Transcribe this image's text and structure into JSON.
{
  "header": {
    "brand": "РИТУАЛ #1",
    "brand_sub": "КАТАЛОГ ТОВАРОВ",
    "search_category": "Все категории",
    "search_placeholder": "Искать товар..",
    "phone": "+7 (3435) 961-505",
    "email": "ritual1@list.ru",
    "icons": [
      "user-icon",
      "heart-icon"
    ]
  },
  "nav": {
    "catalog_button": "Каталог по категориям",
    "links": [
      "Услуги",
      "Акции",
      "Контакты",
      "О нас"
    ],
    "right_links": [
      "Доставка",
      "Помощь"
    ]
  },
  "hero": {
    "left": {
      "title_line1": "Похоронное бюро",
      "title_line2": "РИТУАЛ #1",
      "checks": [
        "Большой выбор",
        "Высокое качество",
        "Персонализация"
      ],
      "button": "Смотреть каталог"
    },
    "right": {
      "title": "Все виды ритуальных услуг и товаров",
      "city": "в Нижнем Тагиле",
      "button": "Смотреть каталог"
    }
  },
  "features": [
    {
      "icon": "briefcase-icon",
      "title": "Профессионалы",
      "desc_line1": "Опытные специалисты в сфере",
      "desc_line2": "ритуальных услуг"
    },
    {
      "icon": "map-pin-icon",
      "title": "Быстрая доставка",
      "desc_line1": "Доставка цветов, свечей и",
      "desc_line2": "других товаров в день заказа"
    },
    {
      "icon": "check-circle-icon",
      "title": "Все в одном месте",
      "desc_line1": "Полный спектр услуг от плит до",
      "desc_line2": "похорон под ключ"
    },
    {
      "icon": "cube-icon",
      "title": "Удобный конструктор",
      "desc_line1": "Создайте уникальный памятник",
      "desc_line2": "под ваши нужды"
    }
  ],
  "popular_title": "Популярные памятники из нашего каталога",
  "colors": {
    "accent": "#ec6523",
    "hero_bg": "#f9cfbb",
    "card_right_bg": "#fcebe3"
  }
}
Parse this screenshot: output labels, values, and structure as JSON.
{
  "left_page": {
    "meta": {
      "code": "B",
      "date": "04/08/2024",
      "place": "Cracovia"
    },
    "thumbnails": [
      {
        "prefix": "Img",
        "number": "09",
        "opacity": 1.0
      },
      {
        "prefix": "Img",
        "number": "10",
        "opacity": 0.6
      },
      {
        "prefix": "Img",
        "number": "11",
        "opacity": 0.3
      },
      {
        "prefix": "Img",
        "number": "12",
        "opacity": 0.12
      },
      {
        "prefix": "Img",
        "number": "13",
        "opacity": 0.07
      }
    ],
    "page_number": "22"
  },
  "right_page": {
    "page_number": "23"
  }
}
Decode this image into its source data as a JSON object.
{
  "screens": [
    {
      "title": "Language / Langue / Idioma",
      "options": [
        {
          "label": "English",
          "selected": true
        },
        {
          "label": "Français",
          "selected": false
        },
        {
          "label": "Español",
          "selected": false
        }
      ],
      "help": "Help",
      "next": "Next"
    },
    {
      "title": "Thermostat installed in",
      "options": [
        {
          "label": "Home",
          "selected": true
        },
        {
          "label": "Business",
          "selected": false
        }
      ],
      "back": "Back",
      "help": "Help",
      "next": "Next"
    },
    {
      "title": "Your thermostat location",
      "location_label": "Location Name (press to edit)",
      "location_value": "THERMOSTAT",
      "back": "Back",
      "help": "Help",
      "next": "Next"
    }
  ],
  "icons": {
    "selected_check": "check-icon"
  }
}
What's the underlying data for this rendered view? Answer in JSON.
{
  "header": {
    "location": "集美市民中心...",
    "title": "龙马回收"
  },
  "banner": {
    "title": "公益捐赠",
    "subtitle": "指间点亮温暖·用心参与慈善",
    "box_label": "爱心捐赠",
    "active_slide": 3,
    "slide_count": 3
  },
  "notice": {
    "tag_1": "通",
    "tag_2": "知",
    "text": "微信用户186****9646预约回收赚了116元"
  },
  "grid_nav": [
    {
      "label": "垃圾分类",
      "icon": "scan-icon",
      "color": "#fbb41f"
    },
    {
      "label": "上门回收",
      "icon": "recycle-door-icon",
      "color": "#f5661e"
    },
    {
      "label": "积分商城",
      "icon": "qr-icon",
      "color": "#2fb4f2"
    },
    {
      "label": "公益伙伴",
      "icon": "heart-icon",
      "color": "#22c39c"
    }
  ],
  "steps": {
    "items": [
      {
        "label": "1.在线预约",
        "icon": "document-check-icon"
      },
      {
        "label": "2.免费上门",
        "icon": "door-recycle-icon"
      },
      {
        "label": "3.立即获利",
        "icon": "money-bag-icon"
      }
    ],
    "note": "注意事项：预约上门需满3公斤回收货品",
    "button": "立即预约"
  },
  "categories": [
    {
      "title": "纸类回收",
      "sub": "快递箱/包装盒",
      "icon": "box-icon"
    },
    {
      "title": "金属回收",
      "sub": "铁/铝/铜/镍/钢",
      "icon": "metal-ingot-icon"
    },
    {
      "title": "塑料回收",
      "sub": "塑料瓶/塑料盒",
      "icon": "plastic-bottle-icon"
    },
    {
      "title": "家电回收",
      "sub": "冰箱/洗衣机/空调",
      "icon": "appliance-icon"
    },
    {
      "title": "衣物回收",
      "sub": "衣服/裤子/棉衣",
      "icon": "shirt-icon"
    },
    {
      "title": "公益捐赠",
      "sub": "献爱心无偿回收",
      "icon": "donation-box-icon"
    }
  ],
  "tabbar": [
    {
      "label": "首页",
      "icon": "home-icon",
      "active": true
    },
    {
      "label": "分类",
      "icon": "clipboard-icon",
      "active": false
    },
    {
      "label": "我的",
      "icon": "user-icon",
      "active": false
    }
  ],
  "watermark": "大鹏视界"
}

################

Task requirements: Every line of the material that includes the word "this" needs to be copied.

Final answer:
Transcribe this image's text and structure into JSON.
Parse this screenshot: output labels, values, and structure as JSON.
Decode this image into its source data as a JSON object.
What's the underlying data for this rendered view? Answer in JSON.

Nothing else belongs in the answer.